Page and application data records:
○ ○ ○

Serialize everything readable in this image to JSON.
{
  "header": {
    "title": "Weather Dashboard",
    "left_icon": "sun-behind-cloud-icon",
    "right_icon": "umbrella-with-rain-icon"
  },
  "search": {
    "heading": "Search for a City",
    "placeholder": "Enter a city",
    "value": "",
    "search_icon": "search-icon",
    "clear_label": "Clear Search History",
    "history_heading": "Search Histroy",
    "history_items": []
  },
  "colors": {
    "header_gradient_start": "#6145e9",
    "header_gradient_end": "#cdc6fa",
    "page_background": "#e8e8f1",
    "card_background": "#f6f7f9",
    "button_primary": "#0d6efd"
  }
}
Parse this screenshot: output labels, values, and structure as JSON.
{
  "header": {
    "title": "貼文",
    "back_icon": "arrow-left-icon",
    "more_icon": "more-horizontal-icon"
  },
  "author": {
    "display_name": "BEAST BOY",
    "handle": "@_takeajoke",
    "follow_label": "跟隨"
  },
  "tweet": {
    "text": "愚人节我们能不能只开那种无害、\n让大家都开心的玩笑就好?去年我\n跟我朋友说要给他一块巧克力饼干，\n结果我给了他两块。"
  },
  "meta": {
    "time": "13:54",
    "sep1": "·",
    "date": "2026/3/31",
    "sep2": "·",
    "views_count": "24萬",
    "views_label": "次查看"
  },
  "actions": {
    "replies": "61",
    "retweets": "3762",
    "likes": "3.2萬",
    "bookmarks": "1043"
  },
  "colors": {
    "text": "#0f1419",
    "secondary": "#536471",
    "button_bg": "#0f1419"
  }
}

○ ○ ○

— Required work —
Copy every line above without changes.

— Response for this exercise —
Serialize everything readable in this image to JSON.
{
  "header": {
    "title": "Weather Dashboard",
    "left_icon": "sun-behind-cloud-icon",
    "right_icon": "umbrella-with-rain-icon"
  },
  "search": {
    "heading": "Search for a City",
    "placeholder": "Enter a city",
    "value": "",
    "search_icon": "search-icon",
    "clear_label": "Clear Search History",
    "history_heading": "Search Histroy",
    "history_items": []
  },
  "colors": {
    "header_gradient_start": "#6145e9",
    "header_gradient_end": "#cdc6fa",
    "page_background": "#e8e8f1",
    "card_background": "#f6f7f9",
    "button_primary": "#0d6efd"
  }
}
Parse this screenshot: output labels, values, and structure as JSON.
{
  "header": {
    "title": "貼文",
    "back_icon": "arrow-left-icon",
    "more_icon": "more-horizontal-icon"
  },
  "author": {
    "display_name": "BEAST BOY",
    "handle": "@_takeajoke",
    "follow_label": "跟隨"
  },
  "tweet": {
    "text": "愚人节我们能不能只开那种无害、\n让大家都开心的玩笑就好?去年我\n跟我朋友说要给他一块巧克力饼干，\n结果我给了他两块。"
  },
  "meta": {
    "time": "13:54",
    "sep1": "·",
    "date": "2026/3/31",
    "sep2": "·",
    "views_count": "24萬",
    "views_label": "次查看"
  },
  "actions": {
    "replies": "61",
    "retweets": "3762",
    "likes": "3.2萬",
    "bookmarks": "1043"
  },
  "colors": {
    "text": "#0f1419",
    "secondary": "#536471",
    "button_bg": "#0f1419"
  }
}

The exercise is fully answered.